Despite improvements in the efficiency of technologies, model year 2005 light-duty vehicles in the US are estimated to average 21.0 mpg, eking out just a 0.2 mpg improvement over 2004, according to the EPA.
The data, published in the just-released annual report on automotive technology and fuel economy trends, highlights that fuel economy has been essentially flat for the past dozen years, although the size and power of the vehicles sold has increased dramatically.
In other words, the efficiencies of new technology are applied to creating vehicles (in an aggregate view) with roughly equivalent fuel consumption, but that are bigger and more powerful.
|Vehicle weight in tons times fuel economy|

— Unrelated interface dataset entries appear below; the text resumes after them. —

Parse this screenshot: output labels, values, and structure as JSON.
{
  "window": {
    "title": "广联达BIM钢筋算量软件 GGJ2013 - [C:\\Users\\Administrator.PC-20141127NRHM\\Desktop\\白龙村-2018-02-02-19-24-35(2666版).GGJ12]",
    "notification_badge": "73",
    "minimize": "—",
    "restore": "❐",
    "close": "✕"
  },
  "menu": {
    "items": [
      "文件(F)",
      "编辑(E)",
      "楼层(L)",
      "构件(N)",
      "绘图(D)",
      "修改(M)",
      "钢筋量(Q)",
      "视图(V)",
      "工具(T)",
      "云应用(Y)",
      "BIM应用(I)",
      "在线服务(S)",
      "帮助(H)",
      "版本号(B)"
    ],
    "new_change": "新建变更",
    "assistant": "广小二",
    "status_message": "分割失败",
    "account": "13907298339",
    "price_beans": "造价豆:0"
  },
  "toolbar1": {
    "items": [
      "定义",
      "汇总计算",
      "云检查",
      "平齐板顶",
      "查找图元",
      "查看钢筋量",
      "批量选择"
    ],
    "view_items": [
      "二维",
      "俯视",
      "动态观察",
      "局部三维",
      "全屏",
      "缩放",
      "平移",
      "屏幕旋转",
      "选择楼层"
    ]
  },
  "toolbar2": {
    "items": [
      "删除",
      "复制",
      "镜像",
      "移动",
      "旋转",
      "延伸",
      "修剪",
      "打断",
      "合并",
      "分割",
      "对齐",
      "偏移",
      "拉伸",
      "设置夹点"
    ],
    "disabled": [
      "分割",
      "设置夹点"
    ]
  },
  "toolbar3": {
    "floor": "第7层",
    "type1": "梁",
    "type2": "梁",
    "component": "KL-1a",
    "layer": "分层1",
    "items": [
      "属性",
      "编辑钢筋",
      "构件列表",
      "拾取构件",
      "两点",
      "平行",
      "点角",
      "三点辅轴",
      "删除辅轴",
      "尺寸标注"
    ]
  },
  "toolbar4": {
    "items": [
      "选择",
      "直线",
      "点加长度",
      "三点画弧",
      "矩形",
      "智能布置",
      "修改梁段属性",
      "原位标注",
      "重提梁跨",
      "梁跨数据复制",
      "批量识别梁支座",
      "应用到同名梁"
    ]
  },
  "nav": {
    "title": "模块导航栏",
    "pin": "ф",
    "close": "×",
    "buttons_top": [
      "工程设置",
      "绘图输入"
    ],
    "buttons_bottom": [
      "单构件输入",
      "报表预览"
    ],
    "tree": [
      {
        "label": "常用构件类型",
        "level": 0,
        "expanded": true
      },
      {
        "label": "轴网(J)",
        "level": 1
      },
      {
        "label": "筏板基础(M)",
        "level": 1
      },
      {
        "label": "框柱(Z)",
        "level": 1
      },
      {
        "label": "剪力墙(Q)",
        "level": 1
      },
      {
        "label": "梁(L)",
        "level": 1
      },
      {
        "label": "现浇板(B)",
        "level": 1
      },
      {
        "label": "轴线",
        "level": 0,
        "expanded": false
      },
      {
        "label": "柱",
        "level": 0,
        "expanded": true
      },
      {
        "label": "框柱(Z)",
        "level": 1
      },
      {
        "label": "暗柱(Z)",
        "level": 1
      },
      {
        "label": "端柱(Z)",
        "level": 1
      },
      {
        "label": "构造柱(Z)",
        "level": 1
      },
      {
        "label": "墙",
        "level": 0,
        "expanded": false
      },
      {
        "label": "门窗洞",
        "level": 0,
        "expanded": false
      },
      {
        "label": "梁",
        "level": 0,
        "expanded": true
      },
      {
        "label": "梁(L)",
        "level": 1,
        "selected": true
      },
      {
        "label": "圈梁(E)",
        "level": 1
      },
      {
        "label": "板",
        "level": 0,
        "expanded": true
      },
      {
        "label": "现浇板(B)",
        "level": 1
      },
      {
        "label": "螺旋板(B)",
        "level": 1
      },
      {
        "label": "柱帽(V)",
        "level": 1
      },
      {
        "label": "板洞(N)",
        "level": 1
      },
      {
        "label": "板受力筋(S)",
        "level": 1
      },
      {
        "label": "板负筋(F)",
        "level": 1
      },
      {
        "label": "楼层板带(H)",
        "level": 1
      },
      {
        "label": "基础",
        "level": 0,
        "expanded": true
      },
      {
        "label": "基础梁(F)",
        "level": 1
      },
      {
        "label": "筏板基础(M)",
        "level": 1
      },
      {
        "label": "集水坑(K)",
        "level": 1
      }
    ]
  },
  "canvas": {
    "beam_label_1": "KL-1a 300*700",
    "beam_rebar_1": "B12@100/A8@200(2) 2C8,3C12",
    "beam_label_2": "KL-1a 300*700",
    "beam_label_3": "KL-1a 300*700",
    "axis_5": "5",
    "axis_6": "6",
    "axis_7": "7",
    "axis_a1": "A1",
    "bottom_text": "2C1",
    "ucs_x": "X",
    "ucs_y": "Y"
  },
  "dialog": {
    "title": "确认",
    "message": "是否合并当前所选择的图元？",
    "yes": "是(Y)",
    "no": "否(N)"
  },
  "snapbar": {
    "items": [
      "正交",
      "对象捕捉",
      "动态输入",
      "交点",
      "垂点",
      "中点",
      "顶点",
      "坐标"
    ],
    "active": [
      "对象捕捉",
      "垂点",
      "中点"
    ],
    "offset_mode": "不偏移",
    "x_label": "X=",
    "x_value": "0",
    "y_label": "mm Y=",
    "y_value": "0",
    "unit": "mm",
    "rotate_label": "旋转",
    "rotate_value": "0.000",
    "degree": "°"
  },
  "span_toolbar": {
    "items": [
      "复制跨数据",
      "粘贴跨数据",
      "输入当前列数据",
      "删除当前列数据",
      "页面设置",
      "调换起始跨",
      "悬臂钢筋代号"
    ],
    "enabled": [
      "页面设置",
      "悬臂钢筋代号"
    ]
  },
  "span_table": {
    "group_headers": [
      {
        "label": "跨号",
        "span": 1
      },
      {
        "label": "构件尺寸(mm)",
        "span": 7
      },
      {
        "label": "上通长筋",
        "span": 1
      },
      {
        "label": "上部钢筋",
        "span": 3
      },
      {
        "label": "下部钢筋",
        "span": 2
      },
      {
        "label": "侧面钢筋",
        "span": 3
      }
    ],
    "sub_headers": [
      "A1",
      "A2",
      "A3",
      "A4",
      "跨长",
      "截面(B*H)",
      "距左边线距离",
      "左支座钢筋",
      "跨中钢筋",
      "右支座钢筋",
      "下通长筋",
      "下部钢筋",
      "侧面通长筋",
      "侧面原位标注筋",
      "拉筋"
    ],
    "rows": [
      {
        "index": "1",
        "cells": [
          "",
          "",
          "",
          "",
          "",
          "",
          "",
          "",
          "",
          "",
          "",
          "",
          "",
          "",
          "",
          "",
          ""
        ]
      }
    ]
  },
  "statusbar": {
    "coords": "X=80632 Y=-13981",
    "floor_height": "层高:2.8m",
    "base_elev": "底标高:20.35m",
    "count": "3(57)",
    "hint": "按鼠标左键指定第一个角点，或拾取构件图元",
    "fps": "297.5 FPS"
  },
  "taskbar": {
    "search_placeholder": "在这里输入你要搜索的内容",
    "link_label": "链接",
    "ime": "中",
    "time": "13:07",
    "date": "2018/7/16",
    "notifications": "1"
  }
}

The chart to the right (Click to enlarge) plots the ton-mpg (weight in tons times fuel economy) of vehicles since 1975.
Improvements in actual fuel economy of light-duty vehicles peaked in 1987 at a combined average 22.1 mpg, and has since declined some 5% due both to the increasing size and power of vehicles in each succeeding model year, and to the increasing mix of trucks and SUVs in the fleet.
On the basis of ton-mpg, however, improvements have been steady over the past 30 years, rising from an average 26.9 ton-mpg in 1975 to 43.2 ton-mpg in 2005. (There is also less of a gap, as you might expect, beween cars and trucks when viewed on this basis.)
|Vehicle Weight and Acceleration|
Another view of the situation comes from the next chart (at right, Click to enlarge) that plots vehicle weight and acceleration time for the model years 1975 through 2005.
Reductions in weight and power, and increases in fuel economy, all maximized in response to the series of oil crises in the 1970s and early 1980s that culminated with the Iranian revolution.
Since then, we have steadily moved back toward heavier, more powerful vehicles, although advances in vehicle and engine technology managed to maintain the baseline fuel economy gains made during the 1980s.
Objectively, that level of fuel economy is grossly inadequate, given the geopolitical, geological and environmental constraints and issues we face today.
Ironically, the report comes right when the House and Senate are voting on a consolidated version of the energy bill—a bill that makes no quantitative advances in fuel economy regulations and that neglects short-term initiatives that could substantially alter that figure.